For some reason, many marketers think of SEO and content marketing in two different worlds. The reality is they really do work hand in hand.
In today’s blog we are going to take a look at where SEO plays a critical part in content marketing.
There are a number of different factors to consider when creating your content marketing strategy. It’s important to always provide a great deal of value to your readers while balancing the marketing of your business.
Theses are the main categories you can split your content into:
This type of content is created directly based off feedback from your customers. Typically, the topics are created from questions, concerns, objections or what’s been expressed as helpful. You can learn more about personas by reading my blog, “Personas will rock your Inbound Marketing & Sales.”
Even though persona-based content topics aren’t derived from SEO research, there is obviously an indirect effect on SEO because many times the questions your customers are asking, someone else in the world is also searching for.
Generally speaking, persona-based content should make up roughly 70% of your content you produce.
With search-based content you’re actively searching out popular topics and long-tail keywords that people are searching for online, and then using these topics to create blog posts.

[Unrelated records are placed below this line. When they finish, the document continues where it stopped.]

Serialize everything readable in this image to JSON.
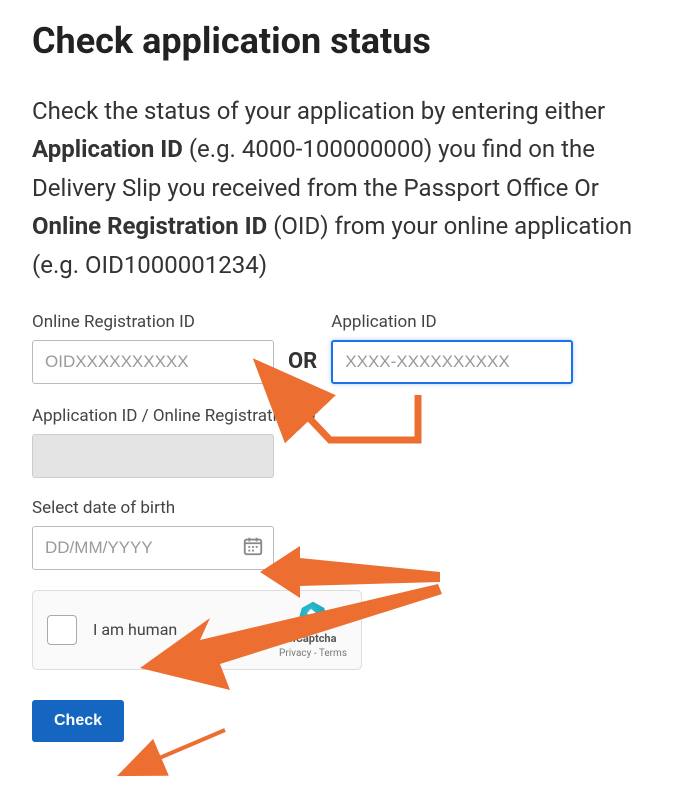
{
  "title": "Check application status",
  "intro": {
    "prefix": "Check the status of your application by entering either ",
    "bold1": "Application ID",
    "middle1": " (e.g. 4000-100000000) you find on the Delivery Slip you received from the Passport Office Or ",
    "bold2": "Online Registration ID",
    "middle2": " (OID) from your online application (e.g. OID1000001234)"
  },
  "labels": {
    "oid": "Online Registration ID",
    "appid": "Application ID",
    "combined": "Application ID / Online Registration ID",
    "dob": "Select date of birth",
    "or": "OR"
  },
  "placeholders": {
    "oid": "OIDXXXXXXXXXX",
    "appid": "XXXX-XXXXXXXXXX",
    "dob": "DD/MM/YYYY"
  },
  "captcha": {
    "label": "I am human",
    "brand": "hCaptcha",
    "links": "Privacy - Terms"
  },
  "button": "Check",
  "colors": {
    "accent": "#1566c0",
    "arrow": "#ec6e31",
    "focus": "#1a73e8"
  }
}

They may not be exactly on point with your personas; however, they are specific to your industry or topic and will help push organic traffic and/or link earning from other websites.
Search-based content should make up 20% of your content strategy.
Brand-building content is strictly purposed to help build authority, credibility and goodwill toward your brand. Many times these lean toward press release style news but also include some important educational component.
One example of this might be doing a mini-case study on a campaign/project that you ran and had great success with. It will show the success you had which builds credibility, but still educates on how that success was achieved.
Brand-building content should make up about 10% of your content strategy. This is a minimal part of your content strategy because it is the most “self-centered” and promotional. Many times this will be placed in a separate “Press Release” style blog separate from the educational content style blog.
Focusing in on Search-Based Content
When it comes to creating content geared towards attracting people searching online, the name of the game is Long Tail Keywords.
Long tail keywords are multiple-keyword phrases people are searching for online. This could include questions, explanations, localized searches or niche industry inquiry searches.
Although they typically receive less volume of searches, the nice thing is that long tail keywords can be much less competitive and you can rank in them very quickly.
Although Google’s been closing off the flow of keyword data, there are still some effective ways to gain insight into various keywords being searched for.
The first place I would look is at Google Webmaster tools to inspect the keywords that are currently driving people to your website. You can see which long tail keywords are receiving a large amount of traffic but aren’t converting to website visits. These can make great areas to focus in. This same tactic can be done using Google Analytics; however, with “Not Provided’ dominating the data, it can be tricky.
A second way to search for long tail keywords to focus on is to leverage Google’s suggested search function. Here, you will simply go to Google and start typing in some industry related phrase. As you type, Google will pull up suggested searches based on popular searches. These all make great long tail keywords to write about. Also. I’d suggest logging out and clearing cache so you don’t get suggested searched based on your old searches.
A third method of keyword prospecting is to leverage social media search to browse the types of questions/topics being discussed in the social world. Many times there are some very good insights you can gain just by taking some time to listen.
Lastly, you can take a look at your current content that is performing well with organic search visits. Once you’ve identified topics that are very popular with searchers, you can then expand those topics and write around that topic.
Getting an Extra Boost of SEO
Once the piece of content is published it will now be your job to get some extra SEO power behind it. This can be done in a few different ways:
Link to it from Popular Static Content Pages
Most likely you have bigger and more popular static website pages on your site, such as a service or product page. Adding in a “Learn More About ____” section with links to related blogs is not only a great way to further educate your prospect, but it will also pass on some “link juice” to this blog post which will help it in SERP rankings.
Link building to that blog
For blogs, you really want to rank well in long-tail keyword searches and you may even want to develop some mini-link building campaigns around them. Many times this may be as simple as getting some guest blog posts on a related topic and then linking to your blog for readers who want additional education on the topic.
Push on Social
Although this almost needs to go unsaid, I will remind you that as search algorithms integrate social more and more into the way they are ranking search results, having a strong social media sharing reach will play a vital role in boosting blog rankings.
If you have a blog you are really pushing, you may even want to consider creating a mini-social media campaign around promoting it to get as much reach as possible on it. This may include influencer outreach, multi-level promotion schedule and even promoted posts.
Videos & Microdata
Another factor to consider is pairing video content into that blog, hosting on a service like Wistia (not YouTube) and using microdata and video sitemap. This will push that video into the SERP which will give your blog much more visibility on that long tail keyword search.
These are just a few of the SEO-related considerations to keep in mind while developing your content strategy. Please remember that SEO is integrated to the entire content process no matter what the focus of that piece of content is. Just because it’s a persona-focused blog doesn’t mean you can’t tailor it for SEO.
If you have any questions, feel free to post in the comments below and we’ll chat.
Luke Summerfield is the Director of Inbound Marketing at Savvy Panda where he helps lead web and marketing success stories for medium to Fortune 100 companies. Additionally, Luke is also the head instructor of Master Inbound, a comprehensive online Inbound Marketing training course. You can find Luke on Google Plus. His last article for SEMrush was “Beyond Links: A Total Inbound Marketing Strategy.”